By the end of the Second Era, primary efforts focused on player development, including pitch counts. Successful players were regularly promoted to the next level, thus second-half teams bore little resemblance to first-half winners. In 2019, the PBL last season of play before the Covid shut-down, league play attracted 712,981 fans. Since the 1990s, the PBL clubs and communities joined to develop state-of-the-art ballparks.
PBL THIRD ERA (2021-future)
In the fall and winter of 2020, Major League Baseball restructured the minor leagues for the first time since 1964. Citing efficiency and player development concerns, MLB assumed the governing position long held by Minor League Baseball and respective leagues. Along with geographic realignment MLB opted to eliminate the short-season leagues as affiliates and contracted its player draft to fewer rounds and placed limits on the number of minor league clubs.
Thus, the PBL in a sense is back where it started in 1939 with teams signing their players for a full-season of 96 games. The PBL elected to retain its player development focus of the Second Era, limiting players to three prior years’ experience.
The PBL now takes an aggressive stance for the Third Era. Exciting new rules replace extra innings with a “knock-out” process for eliminating tie games. A designated pinch-runner and designated-pinch hitter may be utilized one time per game without removing the player who is pinch hit or run for. A batter, like the catcher, may appeal a check-swing determination. For international flavor, a minor league team from the Mexican League is playing as the Rocky Mountain Vibes.

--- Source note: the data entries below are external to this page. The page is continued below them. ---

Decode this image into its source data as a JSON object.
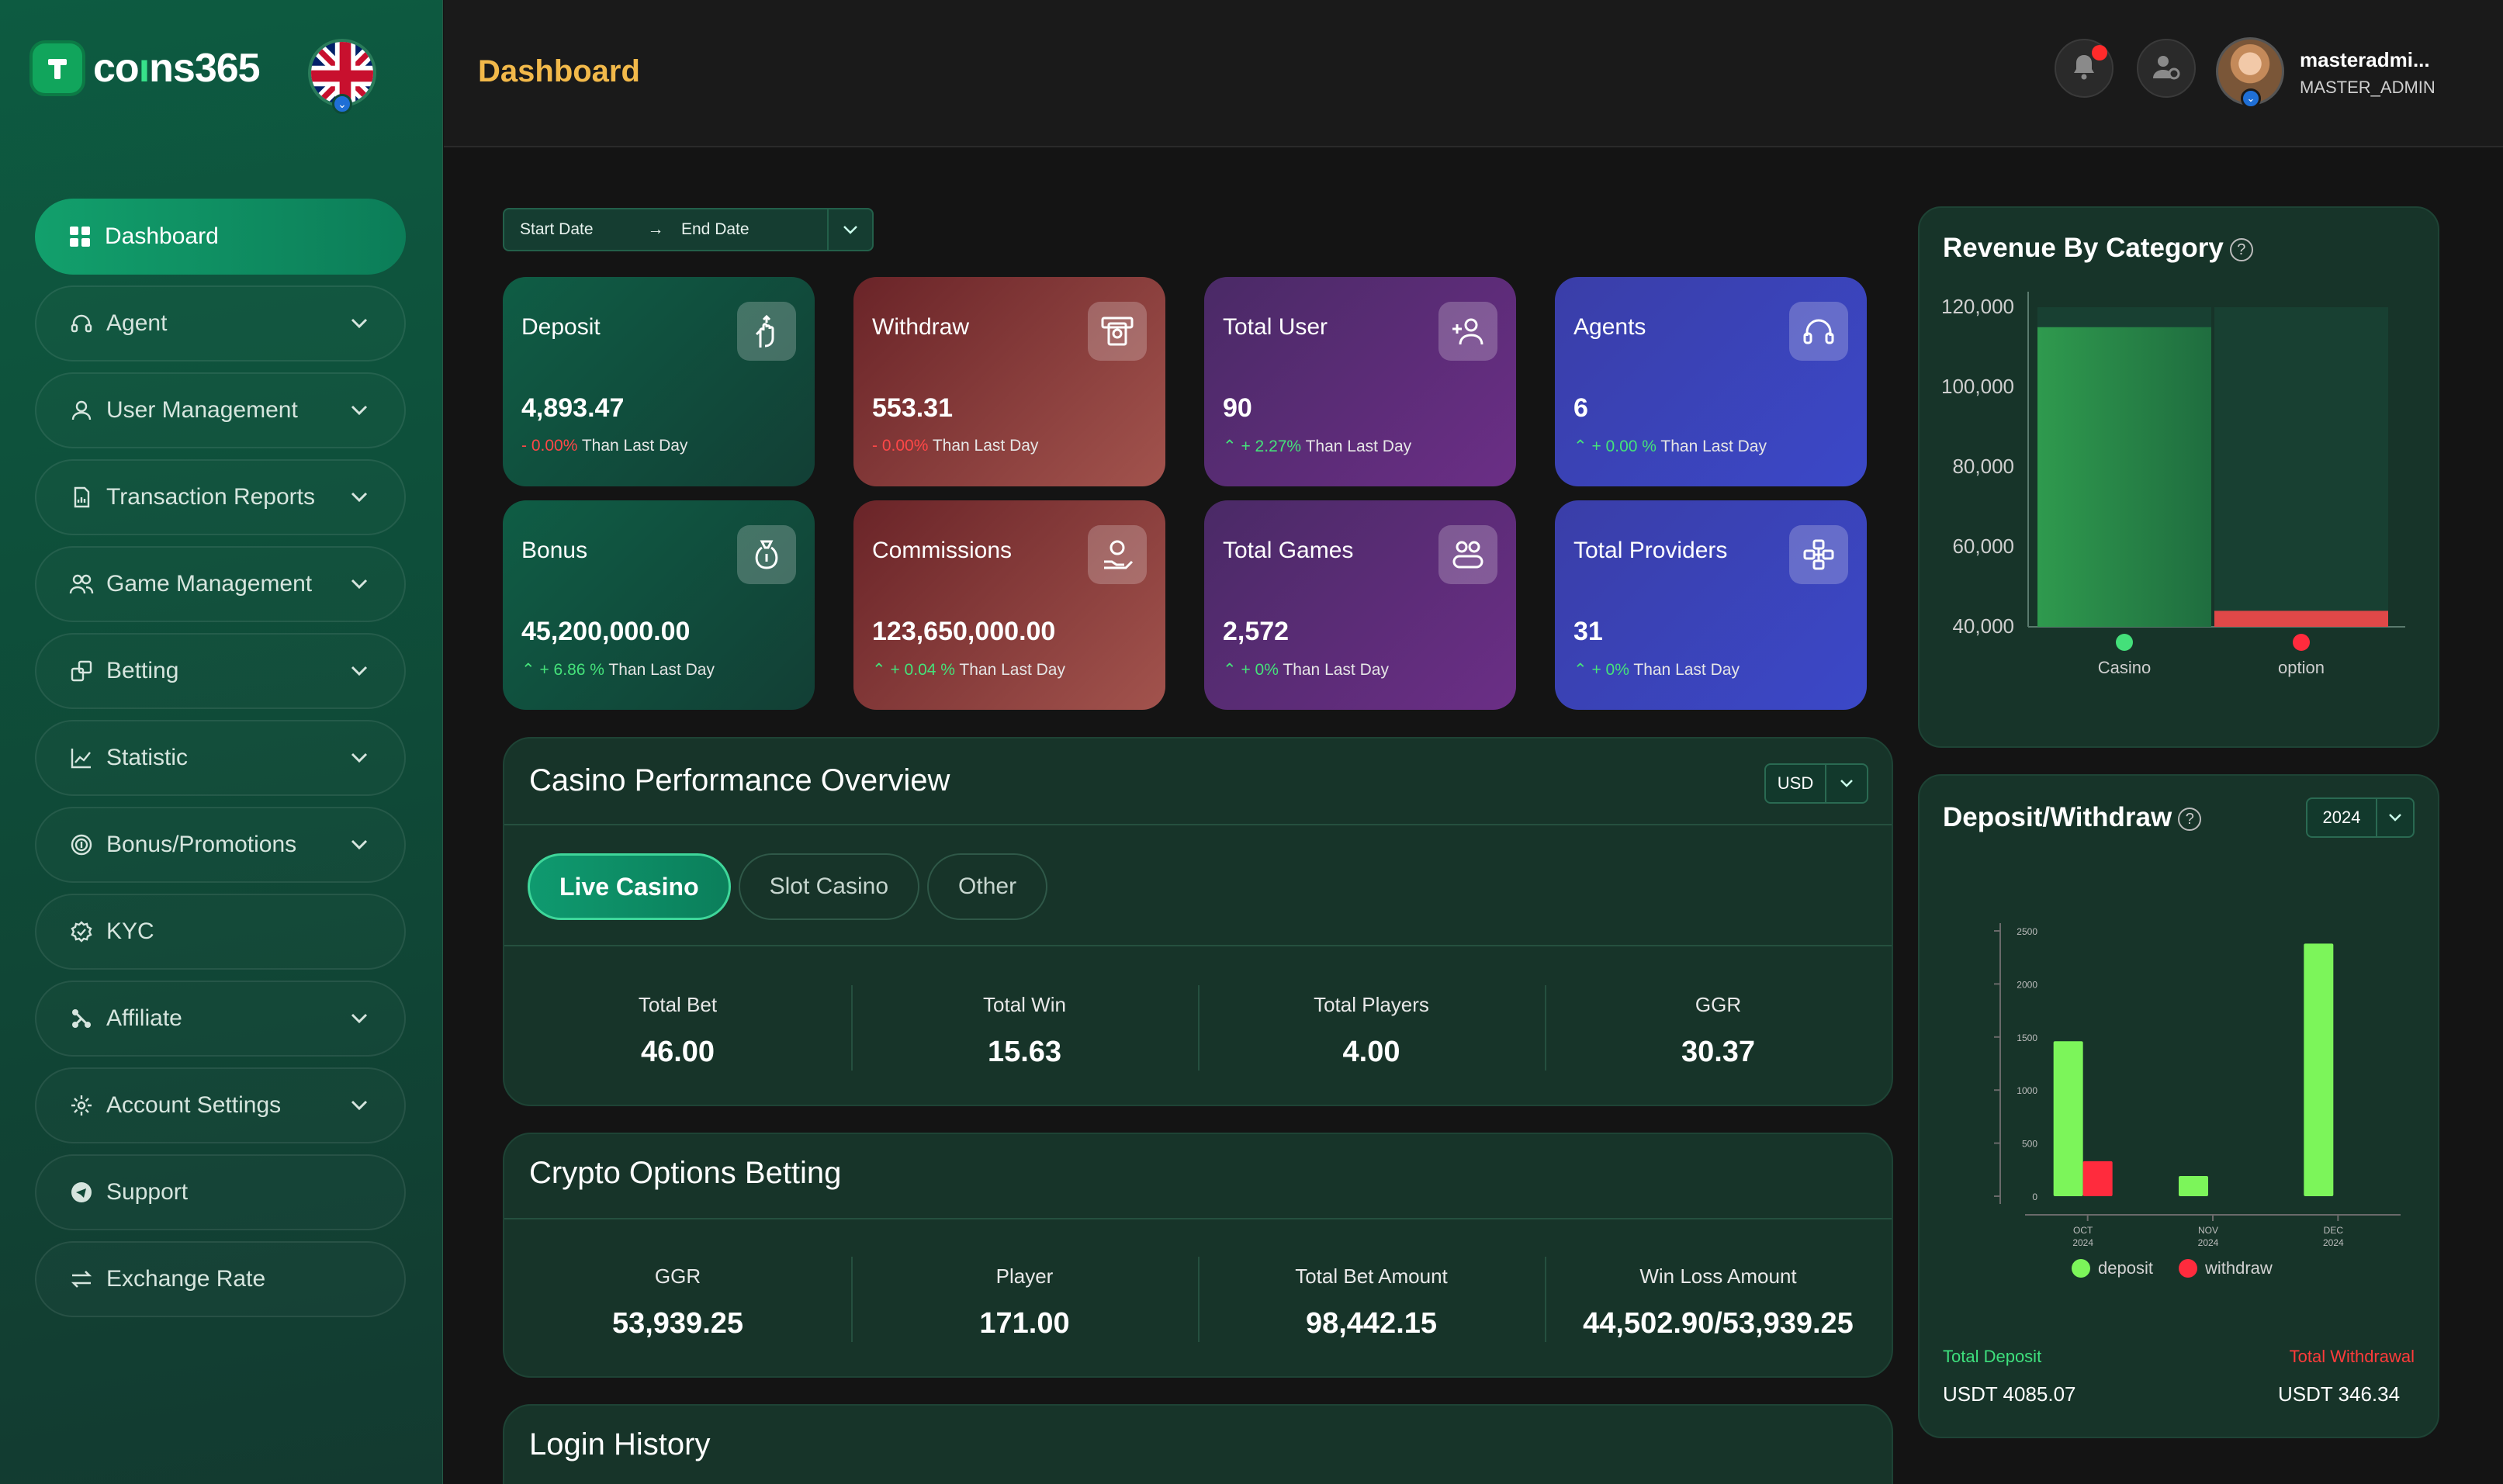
{
  "brand": {
    "name_prefix": "co",
    "name_n": "ı",
    "name_suffix": "ns365"
  },
  "header": {
    "title": "Dashboard"
  },
  "user": {
    "name": "masteradmi...",
    "role": "MASTER_ADMIN"
  },
  "sidebar": {
    "items": [
      {
        "label": "Dashboard",
        "icon": "grid-icon"
      },
      {
        "label": "Agent",
        "icon": "headset-icon"
      },
      {
        "label": "User Management",
        "icon": "user-icon"
      },
      {
        "label": "Transaction Reports",
        "icon": "report-icon"
      },
      {
        "label": "Game Management",
        "icon": "users-icon"
      },
      {
        "label": "Betting",
        "icon": "betting-icon"
      },
      {
        "label": "Statistic",
        "icon": "chart-line-icon"
      },
      {
        "label": "Bonus/Promotions",
        "icon": "coin-icon"
      },
      {
        "label": "KYC",
        "icon": "verified-icon"
      },
      {
        "label": "Affiliate",
        "icon": "affiliate-icon"
      },
      {
        "label": "Account Settings",
        "icon": "settings-icon"
      },
      {
        "label": "Support",
        "icon": "telegram-icon"
      },
      {
        "label": "Exchange Rate",
        "icon": "exchange-icon"
      }
    ]
  },
  "filters": {
    "start_date": "Start Date",
    "end_date": "End Date",
    "arrow": "→"
  },
  "cards": [
    {
      "title": "Deposit",
      "value": "4,893.47",
      "arrow": "",
      "change": "- 0.00%",
      "suffix": "Than Last Day"
    },
    {
      "title": "Withdraw",
      "value": "553.31",
      "arrow": "",
      "change": "- 0.00%",
      "suffix": "Than Last Day"
    },
    {
      "title": "Total User",
      "value": "90",
      "arrow": "⌃",
      "change": "+ 2.27%",
      "suffix": "Than Last Day"
    },
    {
      "title": "Agents",
      "value": "6",
      "arrow": "⌃",
      "change": "+ 0.00 %",
      "suffix": "Than Last Day"
    },
    {
      "title": "Bonus",
      "value": "45,200,000.00",
      "arrow": "⌃",
      "change": "+ 6.86 %",
      "suffix": "Than Last Day"
    },
    {
      "title": "Commissions",
      "value": "123,650,000.00",
      "arrow": "⌃",
      "change": "+ 0.04 %",
      "suffix": "Than Last Day"
    },
    {
      "title": "Total Games",
      "value": "2,572",
      "arrow": "⌃",
      "change": "+ 0%",
      "suffix": "Than Last Day"
    },
    {
      "title": "Total Providers",
      "value": "31",
      "arrow": "⌃",
      "change": "+ 0%",
      "suffix": "Than Last Day"
    }
  ],
  "casino": {
    "title": "Casino Performance Overview",
    "currency": "USD",
    "tabs": [
      "Live Casino",
      "Slot Casino",
      "Other"
    ],
    "stats": [
      {
        "label": "Total Bet",
        "value": "46.00"
      },
      {
        "label": "Total Win",
        "value": "15.63"
      },
      {
        "label": "Total Players",
        "value": "4.00"
      },
      {
        "label": "GGR",
        "value": "30.37"
      }
    ]
  },
  "crypto": {
    "title": "Crypto Options Betting",
    "stats": [
      {
        "label": "GGR",
        "value": "53,939.25"
      },
      {
        "label": "Player",
        "value": "171.00"
      },
      {
        "label": "Total Bet Amount",
        "value": "98,442.15"
      },
      {
        "label": "Win Loss Amount",
        "value": "44,502.90/53,939.25"
      }
    ]
  },
  "login_history": {
    "title": "Login History"
  },
  "revenue": {
    "title": "Revenue By Category",
    "help": "?"
  },
  "deposit_withdraw": {
    "title": "Deposit/Withdraw",
    "help": "?",
    "year": "2024",
    "total_deposit_label": "Total Deposit",
    "total_deposit_value": "USDT 4085.07",
    "total_withdrawal_label": "Total Withdrawal",
    "total_withdrawal_value": "USDT 346.34"
  },
  "chart_data": [
    {
      "type": "bar",
      "title": "Revenue By Category",
      "categories": [
        "Casino",
        "option"
      ],
      "ylim": [
        40000,
        120000
      ],
      "yticks": [
        "40,000",
        "60,000",
        "80,000",
        "100,000",
        "120,000"
      ],
      "series": [
        {
          "values": [
            115000,
            44000
          ]
        }
      ],
      "colors": [
        "#3aa65a",
        "#e04848"
      ]
    },
    {
      "type": "bar",
      "title": "Deposit/Withdraw",
      "categories": [
        [
          "OCT",
          "2024"
        ],
        [
          "NOV",
          "2024"
        ],
        [
          "DEC",
          "2024"
        ]
      ],
      "ylim": [
        0,
        2500
      ],
      "yticks": [
        "0",
        "500",
        "1000",
        "1500",
        "2000",
        "2500"
      ],
      "series": [
        {
          "name": "deposit",
          "values": [
            1460,
            190,
            2380
          ],
          "color": "#7cf55a"
        },
        {
          "name": "withdraw",
          "values": [
            330,
            0,
            0
          ],
          "color": "#ff2b3d"
        }
      ]
    }
  ]
}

The future of this Third Era of the PBL is bright and we look forward to the challenges ahead.